Marc Tardif (Montreal) – 19 goals, 30 assists, plus-25, 133 penalty minutes, four power play goals, 13 power play points, 144 shots on goal.
Best Fantasy Goaltender
This was a tight one between Jacques Plante of the Maple Leafs and Tony Esposito of the Blackhawks. Esposito was amazing the previous year, setting a modern record of 15 shutouts and while he was outstanding again in 1970-71, Plante gets the nod by a whisker due to his peripheral numbers. Plante was 24-11-4 and the 42-year-old netminder (in mid-January) compiled a 1.89 GAA and a .944 save percentage, both outstanding marks. While Esposito had a better win total, and had six shutouts to Plante’s four, the GAA and save percentage gave Plante the nod.
Honorable Mention: (There was not overtime in 1970-71 so the third stat are ties)
Tony Esposito – (Chicago) 35-14-7/2.27/.919.
Ed Giacomin (New York Rangers) – 27-10-7/2.16/.922.
Eddie Johnston – (Boston) 30-6-2/2.53/.914.
Gerry Cheevers – (Boston) 27-8-5/2.73/.918.
Phil Esposito – 152
Bobby Orr – 139
Johnny Bucyk – 116
Ken Hodge – 105
Bobby Hull – 96
Norm Ullman – 85
Wayne Cashman – 79
John McKenzie – 77
Dave Keon – 76
Jean Beliveau – 76
Fred Stanfield - 76
Phil Esposito – 76
Johnny Bucyk - 51
Bobby Hull – 44
Ken Hodge – 43
Dennis Hull - 40

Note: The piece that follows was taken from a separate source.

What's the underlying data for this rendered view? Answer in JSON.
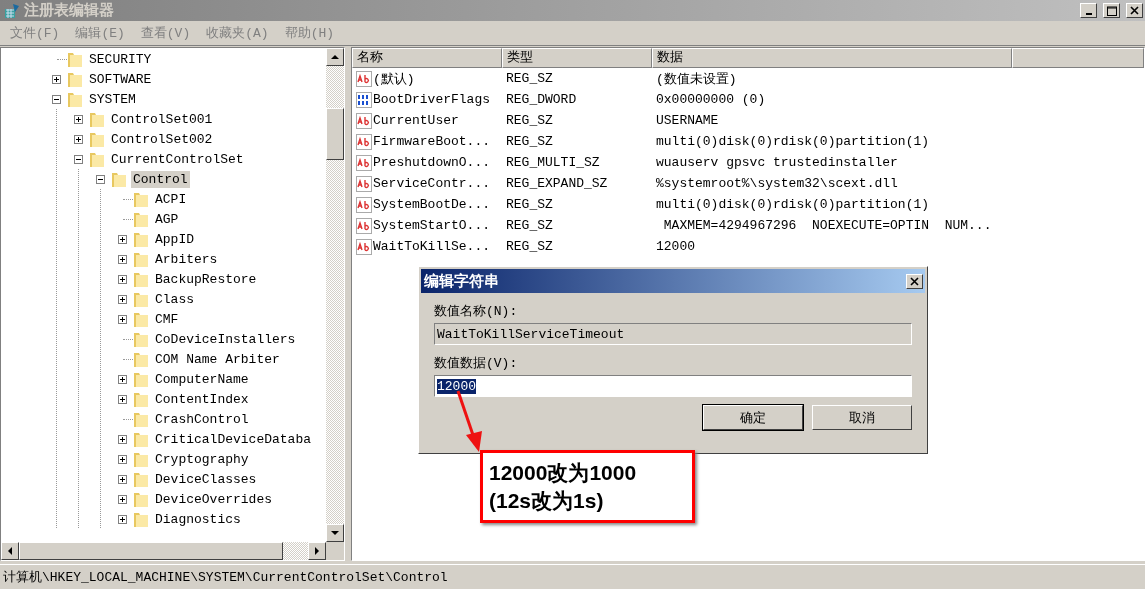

Bobby Orr – 102
Phil Esposito – 76
Johnny Bucyk – 65
Ken Hodge - 62
Wayne Cashman – 58
Shots on Goal
Phil Esposito – 550
Bobby Orr – 392
Bobby Hull – 378
Bill Goldsworthy – 295
Danny Grant – 283
Garry Unger – 278
Stats not kept
Stats not kept
Keith Magnuson – 289
Dennis Hextall – 217
Jim Dorey – 198
Peter Mahovlich – 181
Tracy Pratt – 179
Bobby Orr – Plus-124
Dallas Smith – 98
Ken Hodge – 69
Phil Esposito – 69
Wayne Cashman – 59
Ed Westfall - 57
Tony Esposito – 35
Eddie Johnston – 30
Ed Giacomin – 27
Gerry Cheevers – 27
Jacques Plante - 24
Jacques Plante – 1.89
Ed Giacomin – 2.16
Tony Esposito - 2.27
Gilles Villemure – 2.30
Jacques Plante - .944
Ed Giacomin - .922
Gilles Villemure - .919
Tony Esposito - .919
Glenn Hall - .918
Gerry Cheevers - .918